A malware accustomed to mine the Monero [XMR] is constantly being developed and modified to avoid detection and increase the possibilities of success. As per researchers ‘report‘ at Israeli cybersecurity firm CPST [Check Point Software Technologies], the malware known by the name of ‘KingMiner’ would be seemingly continued to be updated within the future so as to extend the possibilities of attacks. this can inevitably cause detection even more durable.
KingMiner, that principally targets servers developed by Microsoft specifically ‘IIS’ [Internet Information Services] and SQL Server, employs brute force ways to predict the passwords of the users with a view of compromising the server throughout the initial section of the attack.
Hacking Malware Continuously Being Upgraded
Upon gaining access, a Windows Scriptlet file [with the file name extension .sct] is downloaded before being ran on the machine of the victim. Within the execution stage, the machine’s mainframe architecture is detected and if older versions of the attack files are found, the new infection deletes them. KingMiner then goes on to a file with .zip extension – this all-alone is not just a .zip file but is a XML file. the purpose here is to bypass emulation tries.
It is solely after the extraction that new registry file record keys are created by the malware payload and Monero-mining XMRig file ran. By design, the XMRig mainframe miner is meant to use around 75 p.c of the total capability but however can exceed this set range due to code errors.
KingMiner is able to avoid the detection by using comparatively straightforward simple mechanisms like obfuscation and executing the compatible file solely so as to depart no trace of its activity. In addition, KingMiner is taking extreme measures to forestall its activities from being monitored or its creators being traced:
“It seems that the KingMiner threat actor use a non-public mining pool to forestall any watching of their activities. The pool’s API is turned off, and therefore the crypto-wallet in question isn’t employed in any public mining pools. We’ve not still determined which domains are employed, as this is also kept private.”
Low Detection Rate, Malware Attack Attempt’s Are Growing

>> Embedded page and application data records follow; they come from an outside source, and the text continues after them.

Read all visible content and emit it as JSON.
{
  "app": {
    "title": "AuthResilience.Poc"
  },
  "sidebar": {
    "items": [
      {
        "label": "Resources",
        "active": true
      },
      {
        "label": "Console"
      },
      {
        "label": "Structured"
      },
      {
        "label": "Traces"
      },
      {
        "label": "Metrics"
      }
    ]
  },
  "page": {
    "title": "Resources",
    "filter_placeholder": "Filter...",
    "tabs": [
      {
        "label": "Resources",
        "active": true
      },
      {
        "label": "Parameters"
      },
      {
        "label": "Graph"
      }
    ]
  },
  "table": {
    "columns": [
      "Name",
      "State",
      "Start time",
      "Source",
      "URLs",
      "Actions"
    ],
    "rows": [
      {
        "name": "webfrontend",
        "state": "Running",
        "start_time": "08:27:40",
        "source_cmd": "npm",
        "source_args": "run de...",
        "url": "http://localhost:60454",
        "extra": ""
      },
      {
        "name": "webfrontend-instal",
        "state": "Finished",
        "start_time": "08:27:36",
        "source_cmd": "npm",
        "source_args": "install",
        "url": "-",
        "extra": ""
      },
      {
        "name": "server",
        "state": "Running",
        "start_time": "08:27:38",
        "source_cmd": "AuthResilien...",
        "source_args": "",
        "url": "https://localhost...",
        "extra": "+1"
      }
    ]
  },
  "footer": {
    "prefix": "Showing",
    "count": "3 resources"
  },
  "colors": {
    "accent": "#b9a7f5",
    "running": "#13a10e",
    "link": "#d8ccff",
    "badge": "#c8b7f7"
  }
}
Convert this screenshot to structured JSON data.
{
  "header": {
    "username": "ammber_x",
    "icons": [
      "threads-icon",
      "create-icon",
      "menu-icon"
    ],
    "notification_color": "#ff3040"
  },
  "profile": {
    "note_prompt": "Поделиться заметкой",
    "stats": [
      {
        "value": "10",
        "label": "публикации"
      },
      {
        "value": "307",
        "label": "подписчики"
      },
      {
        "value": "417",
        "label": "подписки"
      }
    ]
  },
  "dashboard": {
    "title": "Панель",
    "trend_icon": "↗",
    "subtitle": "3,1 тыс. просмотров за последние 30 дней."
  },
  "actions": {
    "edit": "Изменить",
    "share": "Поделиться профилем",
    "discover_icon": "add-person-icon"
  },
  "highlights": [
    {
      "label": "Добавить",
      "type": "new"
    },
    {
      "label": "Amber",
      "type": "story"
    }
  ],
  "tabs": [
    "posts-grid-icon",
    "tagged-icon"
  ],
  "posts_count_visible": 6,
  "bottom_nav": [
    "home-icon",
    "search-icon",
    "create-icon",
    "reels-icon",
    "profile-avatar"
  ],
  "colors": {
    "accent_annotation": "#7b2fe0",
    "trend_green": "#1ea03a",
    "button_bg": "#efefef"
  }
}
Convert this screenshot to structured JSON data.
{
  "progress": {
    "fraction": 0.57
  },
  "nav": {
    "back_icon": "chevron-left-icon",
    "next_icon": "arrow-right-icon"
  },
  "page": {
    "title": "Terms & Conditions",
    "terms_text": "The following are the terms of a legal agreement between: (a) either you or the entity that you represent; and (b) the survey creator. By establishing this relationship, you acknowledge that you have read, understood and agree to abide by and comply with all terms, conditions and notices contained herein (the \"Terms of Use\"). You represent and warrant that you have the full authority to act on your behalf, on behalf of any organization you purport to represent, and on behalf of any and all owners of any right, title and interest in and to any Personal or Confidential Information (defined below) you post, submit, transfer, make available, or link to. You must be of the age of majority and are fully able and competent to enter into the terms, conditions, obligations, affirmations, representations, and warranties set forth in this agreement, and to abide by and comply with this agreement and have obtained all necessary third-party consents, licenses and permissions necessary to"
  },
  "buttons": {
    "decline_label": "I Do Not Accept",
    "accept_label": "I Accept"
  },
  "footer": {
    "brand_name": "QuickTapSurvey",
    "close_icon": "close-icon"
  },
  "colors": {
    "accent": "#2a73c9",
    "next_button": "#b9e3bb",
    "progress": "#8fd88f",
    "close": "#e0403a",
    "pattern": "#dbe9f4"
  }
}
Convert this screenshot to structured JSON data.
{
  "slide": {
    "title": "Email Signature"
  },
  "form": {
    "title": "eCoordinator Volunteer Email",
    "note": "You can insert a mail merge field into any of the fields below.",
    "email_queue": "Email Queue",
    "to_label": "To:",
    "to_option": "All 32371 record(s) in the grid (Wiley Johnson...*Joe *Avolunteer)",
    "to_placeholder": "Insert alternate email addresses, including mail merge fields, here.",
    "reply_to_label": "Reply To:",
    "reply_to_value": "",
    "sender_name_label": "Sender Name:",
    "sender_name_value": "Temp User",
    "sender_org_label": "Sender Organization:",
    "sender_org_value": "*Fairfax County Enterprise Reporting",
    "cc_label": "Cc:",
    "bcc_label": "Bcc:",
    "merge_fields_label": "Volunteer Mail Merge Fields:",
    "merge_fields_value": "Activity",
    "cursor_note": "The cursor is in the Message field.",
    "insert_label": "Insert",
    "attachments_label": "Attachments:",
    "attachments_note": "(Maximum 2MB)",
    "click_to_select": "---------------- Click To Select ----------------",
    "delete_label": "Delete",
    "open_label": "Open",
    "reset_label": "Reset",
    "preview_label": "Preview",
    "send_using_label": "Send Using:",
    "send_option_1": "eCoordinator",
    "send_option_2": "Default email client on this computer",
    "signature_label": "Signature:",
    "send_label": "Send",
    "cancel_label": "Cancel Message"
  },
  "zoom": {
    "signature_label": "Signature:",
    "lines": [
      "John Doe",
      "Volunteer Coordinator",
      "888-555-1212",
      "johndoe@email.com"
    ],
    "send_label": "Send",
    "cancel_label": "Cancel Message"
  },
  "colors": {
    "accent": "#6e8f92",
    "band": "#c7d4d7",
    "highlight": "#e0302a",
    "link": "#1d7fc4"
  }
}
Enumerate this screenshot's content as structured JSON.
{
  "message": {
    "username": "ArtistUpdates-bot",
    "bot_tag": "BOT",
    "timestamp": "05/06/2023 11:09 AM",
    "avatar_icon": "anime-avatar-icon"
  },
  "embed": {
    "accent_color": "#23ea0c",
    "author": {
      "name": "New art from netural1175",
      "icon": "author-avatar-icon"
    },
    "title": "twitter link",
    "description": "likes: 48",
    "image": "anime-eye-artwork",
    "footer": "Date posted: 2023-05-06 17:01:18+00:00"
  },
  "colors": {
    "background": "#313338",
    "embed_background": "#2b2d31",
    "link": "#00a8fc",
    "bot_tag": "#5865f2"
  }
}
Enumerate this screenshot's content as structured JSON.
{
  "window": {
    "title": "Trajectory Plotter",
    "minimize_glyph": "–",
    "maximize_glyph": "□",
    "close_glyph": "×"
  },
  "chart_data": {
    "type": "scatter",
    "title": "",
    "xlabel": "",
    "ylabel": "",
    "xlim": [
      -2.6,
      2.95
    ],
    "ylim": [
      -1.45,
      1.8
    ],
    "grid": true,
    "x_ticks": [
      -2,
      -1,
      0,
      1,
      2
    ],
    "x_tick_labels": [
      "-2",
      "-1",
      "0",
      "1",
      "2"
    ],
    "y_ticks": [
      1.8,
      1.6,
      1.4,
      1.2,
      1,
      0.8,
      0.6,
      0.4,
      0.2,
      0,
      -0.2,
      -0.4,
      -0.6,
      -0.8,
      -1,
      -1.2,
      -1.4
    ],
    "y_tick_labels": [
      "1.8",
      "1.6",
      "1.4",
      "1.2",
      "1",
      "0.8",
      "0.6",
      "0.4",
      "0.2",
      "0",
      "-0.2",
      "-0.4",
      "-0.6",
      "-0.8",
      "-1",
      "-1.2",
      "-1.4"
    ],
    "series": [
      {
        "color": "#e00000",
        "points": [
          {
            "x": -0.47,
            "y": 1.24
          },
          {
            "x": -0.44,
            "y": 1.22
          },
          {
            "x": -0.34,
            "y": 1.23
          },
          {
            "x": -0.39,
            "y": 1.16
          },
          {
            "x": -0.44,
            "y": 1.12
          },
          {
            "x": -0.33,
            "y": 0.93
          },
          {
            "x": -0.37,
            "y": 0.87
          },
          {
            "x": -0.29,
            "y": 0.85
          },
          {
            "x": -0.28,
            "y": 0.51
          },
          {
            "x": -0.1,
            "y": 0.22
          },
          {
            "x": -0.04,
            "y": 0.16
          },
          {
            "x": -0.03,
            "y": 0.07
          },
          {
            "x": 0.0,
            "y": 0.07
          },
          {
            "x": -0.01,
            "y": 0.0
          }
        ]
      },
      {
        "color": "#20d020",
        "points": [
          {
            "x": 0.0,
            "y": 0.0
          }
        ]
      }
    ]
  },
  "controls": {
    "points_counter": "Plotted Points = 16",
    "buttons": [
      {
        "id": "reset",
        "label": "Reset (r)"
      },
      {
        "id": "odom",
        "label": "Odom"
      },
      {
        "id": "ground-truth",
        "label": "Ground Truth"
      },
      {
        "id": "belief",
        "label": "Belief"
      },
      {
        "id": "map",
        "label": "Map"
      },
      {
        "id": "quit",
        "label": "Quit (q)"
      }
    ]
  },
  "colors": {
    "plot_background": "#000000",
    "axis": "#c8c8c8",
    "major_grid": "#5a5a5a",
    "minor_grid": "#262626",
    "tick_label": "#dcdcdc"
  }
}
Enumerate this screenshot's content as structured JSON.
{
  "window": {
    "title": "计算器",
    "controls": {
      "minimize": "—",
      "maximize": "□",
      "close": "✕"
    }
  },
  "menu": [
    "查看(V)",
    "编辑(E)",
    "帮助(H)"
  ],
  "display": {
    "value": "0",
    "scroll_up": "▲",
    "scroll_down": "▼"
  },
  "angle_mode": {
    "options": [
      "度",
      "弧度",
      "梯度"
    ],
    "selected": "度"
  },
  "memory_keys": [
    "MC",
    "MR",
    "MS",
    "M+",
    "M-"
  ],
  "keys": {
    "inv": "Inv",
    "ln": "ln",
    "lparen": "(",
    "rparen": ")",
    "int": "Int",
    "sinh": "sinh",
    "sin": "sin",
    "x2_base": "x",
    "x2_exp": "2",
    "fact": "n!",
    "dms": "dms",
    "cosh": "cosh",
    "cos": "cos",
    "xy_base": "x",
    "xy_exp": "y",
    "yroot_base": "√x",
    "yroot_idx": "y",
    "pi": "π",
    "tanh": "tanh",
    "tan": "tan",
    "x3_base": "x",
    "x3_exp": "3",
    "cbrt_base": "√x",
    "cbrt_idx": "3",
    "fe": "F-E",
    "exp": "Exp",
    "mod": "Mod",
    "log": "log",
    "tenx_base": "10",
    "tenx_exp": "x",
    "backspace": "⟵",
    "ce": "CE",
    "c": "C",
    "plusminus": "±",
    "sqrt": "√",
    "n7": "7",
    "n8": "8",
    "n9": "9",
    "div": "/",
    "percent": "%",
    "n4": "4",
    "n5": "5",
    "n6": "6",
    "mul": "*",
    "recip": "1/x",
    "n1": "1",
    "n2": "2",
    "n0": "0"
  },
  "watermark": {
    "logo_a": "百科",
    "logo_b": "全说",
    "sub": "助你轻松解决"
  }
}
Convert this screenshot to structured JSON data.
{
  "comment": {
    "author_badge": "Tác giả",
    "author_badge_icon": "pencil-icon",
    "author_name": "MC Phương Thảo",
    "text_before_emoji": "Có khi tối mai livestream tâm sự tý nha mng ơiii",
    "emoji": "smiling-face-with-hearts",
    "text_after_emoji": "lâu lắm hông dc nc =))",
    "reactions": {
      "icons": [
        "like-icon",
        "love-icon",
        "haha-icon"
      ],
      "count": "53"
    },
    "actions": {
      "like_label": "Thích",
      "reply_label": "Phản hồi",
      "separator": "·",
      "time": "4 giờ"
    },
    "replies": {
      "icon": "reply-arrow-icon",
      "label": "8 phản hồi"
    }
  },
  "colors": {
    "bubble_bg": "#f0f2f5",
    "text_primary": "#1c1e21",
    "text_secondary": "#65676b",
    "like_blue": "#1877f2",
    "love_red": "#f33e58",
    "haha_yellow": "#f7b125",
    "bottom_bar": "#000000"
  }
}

However, even the detection engines report reduced detection rates of KingMiner, an increase within which the malware’s attack is making an attempt are noted everyday, in line with CPST.
The report by the researchers at this point of time comes as the incidences of cryptojacking across the world are on a hike. Earlier in Sept., a report published by McAfee Labs ‘stated‘ that cryptojacking is up by around 86 p.c in the Q2 of this year.
McAfee Labs also indicated that the targets of the cryptojacking malware weren’t simply just personal computers, it also included smart phones and other devices that are connected to the net, which is although a clear sign that some bad actors were casting their web as wide as possible within the face of falling crypto market prices.